Figure 2

Case 4:
A potassium hydroxide evaluation, F, confirmed the diagnosis of tineacorporis, C. The outbreak's location suggests that the patient had picked upthe dermatophyte from a surface on which a cat had shed spores or from exposureat her health club. Treatment with an antifungal cream, I, was successful.To prevent recurrence, we recommended that the cats be treated.

Herpes simplex and herpes zoster outbreaks are more vesicular; self-limited;and crusting, especially 2 weeks after eruption. The lesions of psoriasisand seborrhea are more pruritic and, unlike this patient's rash, they are classicallyfound above the superior aspect of the gluteal crease.

  

Case 5:
During the past few weeks, itchy papules have developedprimarily on this 47-year-old man's extremities. The lesionslast for a few weeks, then crust and disappear while newcrops erupt. The patient denies fever, body aches, and jointpain. His only medication is atorvastatin, which he hasbeen taking for several years.

What does this look like to you?
A. An adverse reaction to the cholesterol-lowering agent.
B. Scabies.
C. Bacterial folliculitis.
D. Pityriasis lichenoides.
E. Insect bites.
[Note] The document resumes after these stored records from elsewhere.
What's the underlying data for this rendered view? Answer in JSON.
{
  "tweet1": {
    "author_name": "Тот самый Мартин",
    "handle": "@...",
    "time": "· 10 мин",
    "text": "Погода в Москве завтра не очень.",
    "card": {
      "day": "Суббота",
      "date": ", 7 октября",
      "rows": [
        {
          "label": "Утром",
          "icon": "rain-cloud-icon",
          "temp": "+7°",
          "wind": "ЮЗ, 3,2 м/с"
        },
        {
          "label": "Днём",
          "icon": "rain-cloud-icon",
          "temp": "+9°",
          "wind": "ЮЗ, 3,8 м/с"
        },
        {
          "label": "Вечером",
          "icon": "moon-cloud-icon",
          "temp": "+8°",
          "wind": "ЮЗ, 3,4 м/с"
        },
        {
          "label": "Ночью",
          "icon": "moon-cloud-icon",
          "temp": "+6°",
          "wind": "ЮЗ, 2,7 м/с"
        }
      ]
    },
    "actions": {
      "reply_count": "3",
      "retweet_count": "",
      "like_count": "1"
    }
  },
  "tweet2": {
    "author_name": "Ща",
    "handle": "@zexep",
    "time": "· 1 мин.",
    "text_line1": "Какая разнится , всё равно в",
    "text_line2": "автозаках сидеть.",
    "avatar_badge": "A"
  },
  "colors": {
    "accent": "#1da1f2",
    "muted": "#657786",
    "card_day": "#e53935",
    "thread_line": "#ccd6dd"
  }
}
Your initial approach is to . . .
F. Perform a skin biopsy.
G. Perform a bacterial culture.
H. Perform a scabies preparation by scraping the skinto uncover the mite's burrow.
I. Discontinue the atorvastatin.
J. Recommend insect repellent.

Figure 1

Figure 2

Case 6:
A 42-year-old woman presents with a 2- to 3-week historyof a pruritic rash on her trunk and extremities. She deniesany previous illnesses or rashes and takes no medications.The patient is an active woman who enjoys riding horsesand gardening.

What are your thoughts? Is the diagnosis . . .
A. Psoriasis.
B. Pityriasis rosea.
C. Lichen planus.
D. Erythema multiforme.
E. Tinea corporis.

Your initial approach is to . . .
F. Perform a skin biopsy.
G. Perform a potassium hydroxide evaluation.
H. Prescribe a corticosteroid cream.
I. Prescribe a systemic corticosteroid.
J. Recommend moderate sunlight.

Figure 1

Case 5:
A skin biopsy, F, confirmed the clinical impressionof pityriasis lichenoides, D. The more common chronicform of the disease is characterized by successive cropsof asymptomatic, erythematous, scaly papules that canpersist for months. Pityriasis lichenoides et varioliformisacuta (PLEVA), the acute form of the disorder that is seenin this patient, features acute exacerbations that can recurand may be associated with vesiculopustular lesions, ulceration,hemorrhage, and crusting.

The acute and chronic variants may develop independently,concurrently, or sequentially. This condition isthought to be an immunologic reaction to an infectiousagent; the reaction comprises both immune complex diseaseand a cell-mediated hypersensitivity response.

Topical corticosteroids and antihistamines decreasethe inflammation but do not substantially affect the diseasecourse. The systemic and skin symptoms of PLEVAcan be ameliorated by prednisone, 40 to 60 mg/d. Antibiotics,such as tetracycline (2 g/d for 4 weeks in adults) orerythromycin (2 g/d in adults and 50 mg/kg/d in children),may be tried. This patient recovered after a 3-weekcourse of erythromycin.

Insect bites and scabies are more pruritic than thispatient's lesions; drug reactions usually are not confinedto the extremities and do not erupt in crops. A bacterialfolliculitis tends to be more painful than pruritic and mayexhibit occasional pustules.

Figure 2

Case 6:
A skin biopsy, F, confirmedthe clinical impression of lichenplanus, C, with its characteristic flattopped,polygonal, purple, pruriticpapules. The eruption, which can lastfor 1 to 2 years, may wax and wanespontaneously and can involve varioussites.

At least two thirds of patients arebetween the ages of 30 and 60 years.Reportedly, cutaneous and mucosallichen planus affects women moreoften than men.

Management of this benign diseasecan be a challenge. A systemiccorticosteroid (eg, prednisone, 30 to 60mg/d for 4 to 6 weeks, then tapered over another 4 to 6 weeks) can amelioratesymptoms and may stave off recurrences. This patient responded well to systemiccorticosteroid therapy, I, and remains in remission several months later.More scale is apparent in psoriasis, tinea corporis, and pityriasis rosea.Erythema multiforme does not erupt as discrete, purple papules.